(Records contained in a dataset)
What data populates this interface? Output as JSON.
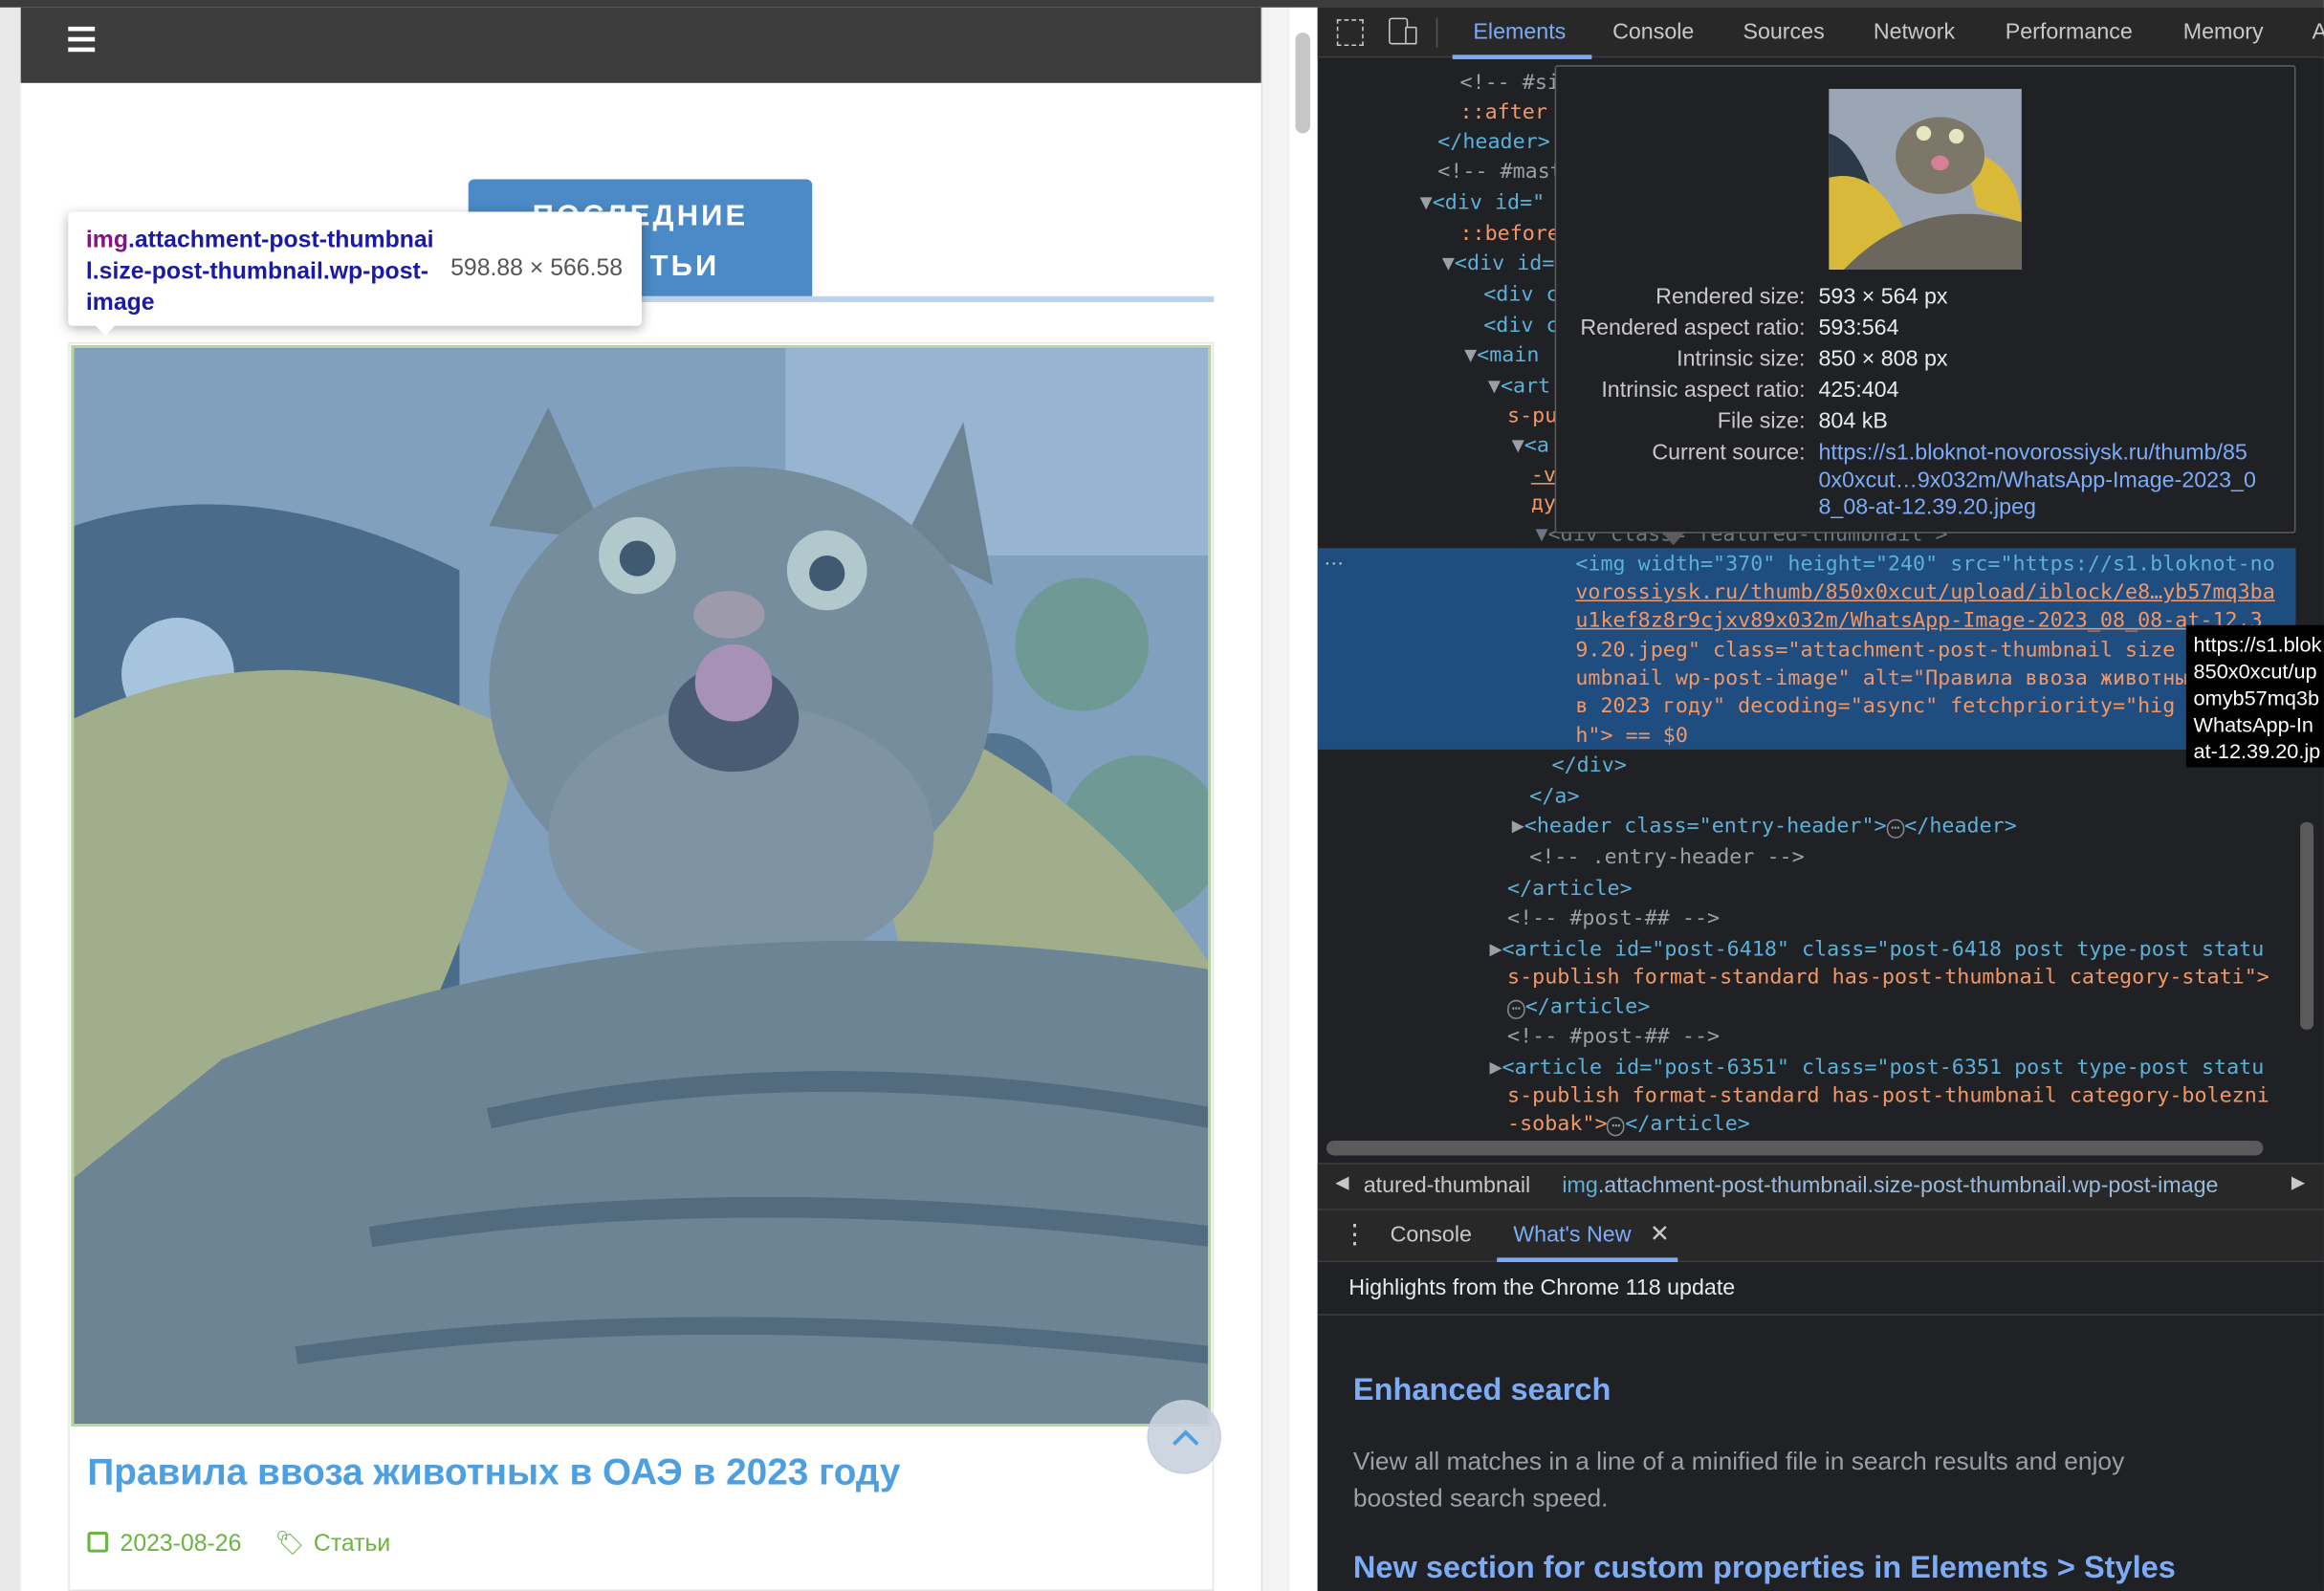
{
  "page": {
    "section_tab_line1": "ПОСЛЕДНИЕ",
    "section_tab_line2": "ТЬИ",
    "post_title": "Правила ввоза животных в ОАЭ в 2023 году",
    "post_date": "2023-08-26",
    "post_category": "Статьи"
  },
  "highlight_tooltip": {
    "tag": "img",
    "selector": ".attachment-post-thumbnail.size-post-thumbnail.wp-post-image",
    "size": "598.88 × 566.58"
  },
  "devtools": {
    "tabs": [
      "Elements",
      "Console",
      "Sources",
      "Network",
      "Performance",
      "Memory",
      "A"
    ],
    "active_tab": "Elements",
    "dom_lines": {
      "l1": "<!-- #si",
      "l2": "::after",
      "l3": "</header>",
      "l4": "<!-- #mast",
      "l5a": "<div id=\"",
      "l6": "::before",
      "l7": "<div id=",
      "l8": "<div c",
      "l9": "<div c",
      "l10": "<main",
      "l11": "<art",
      "l12": "s-pu",
      "l13": "<a",
      "l14": "-v",
      "l15": "ду",
      "l16": "<div class=\"featured-thumbnail\">",
      "img1": "<img width=\"370\" height=\"240\" src=\"https://s1.bloknot-no",
      "img2": "vorossiysk.ru/thumb/850x0xcut/upload/iblock/e8…yb57mq3ba",
      "img3": "u1kef8z8r9cjxv89x032m/WhatsApp-Image-2023_08_08-at-12.3",
      "img4": "9.20.jpeg\" class=\"attachment-post-thumbnail size",
      "img5": "umbnail wp-post-image\" alt=\"Правила ввоза животны",
      "img6": "в 2023 году\" decoding=\"async\" fetchpriority=\"hig",
      "img7": "h\"> == $0",
      "c1": "</div>",
      "c2": "</a>",
      "c3": "<header class=\"entry-header\">",
      "c3b": "</header>",
      "c4": "<!-- .entry-header -->",
      "c5": "</article>",
      "c6": "<!-- #post-## -->",
      "c7": "<article id=\"post-6418\" class=\"post-6418 post type-post statu",
      "c8": "s-publish format-standard has-post-thumbnail category-stati\">",
      "c9": "</article>",
      "c10": "<!-- #post-## -->",
      "c11": "<article id=\"post-6351\" class=\"post-6351 post type-post statu",
      "c12": "s-publish format-standard has-post-thumbnail category-bolezni",
      "c13": "-sobak\">",
      "c13b": "</article>",
      "dots": "…"
    },
    "inspector": {
      "rendered_size_label": "Rendered size:",
      "rendered_size": "593 × 564 px",
      "rendered_ratio_label": "Rendered aspect ratio:",
      "rendered_ratio": "593:564",
      "intrinsic_size_label": "Intrinsic size:",
      "intrinsic_size": "850 × 808 px",
      "intrinsic_ratio_label": "Intrinsic aspect ratio:",
      "intrinsic_ratio": "425:404",
      "file_size_label": "File size:",
      "file_size": "804 kB",
      "current_source_label": "Current source:",
      "current_source_1": "https://s1.bloknot-novorossiysk.ru/thumb/85",
      "current_source_2": "0x0xcut…9x032m/WhatsApp-Image-2023_0",
      "current_source_3": "8_08-at-12.39.20.jpeg"
    },
    "url_tooltip": "https://s1.blok\n850x0xcut/up\nomyb57mq3b\nWhatsApp-In\nat-12.39.20.jp",
    "breadcrumbs": {
      "prev": "atured-thumbnail",
      "current_tag": "img",
      "current_sel": ".attachment-post-thumbnail.size-post-thumbnail.wp-post-image"
    },
    "drawer": {
      "tab_console": "Console",
      "tab_whatsnew": "What's New",
      "highlights": "Highlights from the Chrome 118 update",
      "h1": "Enhanced search",
      "p1a": "View all matches in a line of a minified file in search results and enjoy",
      "p1b": "boosted search speed.",
      "h2": "New section for custom properties in Elements > Styles"
    }
  }
}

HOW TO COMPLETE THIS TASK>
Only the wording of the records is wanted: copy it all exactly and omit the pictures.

EXERCISE RESULT>
What data populates this interface? Output as JSON.
{
  "page": {
    "section_tab_line1": "ПОСЛЕДНИЕ",
    "section_tab_line2": "ТЬИ",
    "post_title": "Правила ввоза животных в ОАЭ в 2023 году",
    "post_date": "2023-08-26",
    "post_category": "Статьи"
  },
  "highlight_tooltip": {
    "tag": "img",
    "selector": ".attachment-post-thumbnail.size-post-thumbnail.wp-post-image",
    "size": "598.88 × 566.58"
  },
  "devtools": {
    "tabs": [
      "Elements",
      "Console",
      "Sources",
      "Network",
      "Performance",
      "Memory",
      "A"
    ],
    "active_tab": "Elements",
    "dom_lines": {
      "l1": "<!-- #si",
      "l2": "::after",
      "l3": "</header>",
      "l4": "<!-- #mast",
      "l5a": "<div id=\"",
      "l6": "::before",
      "l7": "<div id=",
      "l8": "<div c",
      "l9": "<div c",
      "l10": "<main",
      "l11": "<art",
      "l12": "s-pu",
      "l13": "<a",
      "l14": "-v",
      "l15": "ду",
      "l16": "<div class=\"featured-thumbnail\">",
      "img1": "<img width=\"370\" height=\"240\" src=\"https://s1.bloknot-no",
      "img2": "vorossiysk.ru/thumb/850x0xcut/upload/iblock/e8…yb57mq3ba",
      "img3": "u1kef8z8r9cjxv89x032m/WhatsApp-Image-2023_08_08-at-12.3",
      "img4": "9.20.jpeg\" class=\"attachment-post-thumbnail size",
      "img5": "umbnail wp-post-image\" alt=\"Правила ввоза животны",
      "img6": "в 2023 году\" decoding=\"async\" fetchpriority=\"hig",
      "img7": "h\"> == $0",
      "c1": "</div>",
      "c2": "</a>",
      "c3": "<header class=\"entry-header\">",
      "c3b": "</header>",
      "c4": "<!-- .entry-header -->",
      "c5": "</article>",
      "c6": "<!-- #post-## -->",
      "c7": "<article id=\"post-6418\" class=\"post-6418 post type-post statu",
      "c8": "s-publish format-standard has-post-thumbnail category-stati\">",
      "c9": "</article>",
      "c10": "<!-- #post-## -->",
      "c11": "<article id=\"post-6351\" class=\"post-6351 post type-post statu",
      "c12": "s-publish format-standard has-post-thumbnail category-bolezni",
      "c13": "-sobak\">",
      "c13b": "</article>",
      "dots": "…"
    },
    "inspector": {
      "rendered_size_label": "Rendered size:",
      "rendered_size": "593 × 564 px",
      "rendered_ratio_label": "Rendered aspect ratio:",
      "rendered_ratio": "593:564",
      "intrinsic_size_label": "Intrinsic size:",
      "intrinsic_size": "850 × 808 px",
      "intrinsic_ratio_label": "Intrinsic aspect ratio:",
      "intrinsic_ratio": "425:404",
      "file_size_label": "File size:",
      "file_size": "804 kB",
      "current_source_label": "Current source:",
      "current_source_1": "https://s1.bloknot-novorossiysk.ru/thumb/85",
      "current_source_2": "0x0xcut…9x032m/WhatsApp-Image-2023_0",
      "current_source_3": "8_08-at-12.39.20.jpeg"
    },
    "url_tooltip": "https://s1.blok\n850x0xcut/up\nomyb57mq3b\nWhatsApp-In\nat-12.39.20.jp",
    "breadcrumbs": {
      "prev": "atured-thumbnail",
      "current_tag": "img",
      "current_sel": ".attachment-post-thumbnail.size-post-thumbnail.wp-post-image"
    },
    "drawer": {
      "tab_console": "Console",
      "tab_whatsnew": "What's New",
      "highlights": "Highlights from the Chrome 118 update",
      "h1": "Enhanced search",
      "p1a": "View all matches in a line of a minified file in search results and enjoy",
      "p1b": "boosted search speed.",
      "h2": "New section for custom properties in Elements > Styles"
    }
  }
}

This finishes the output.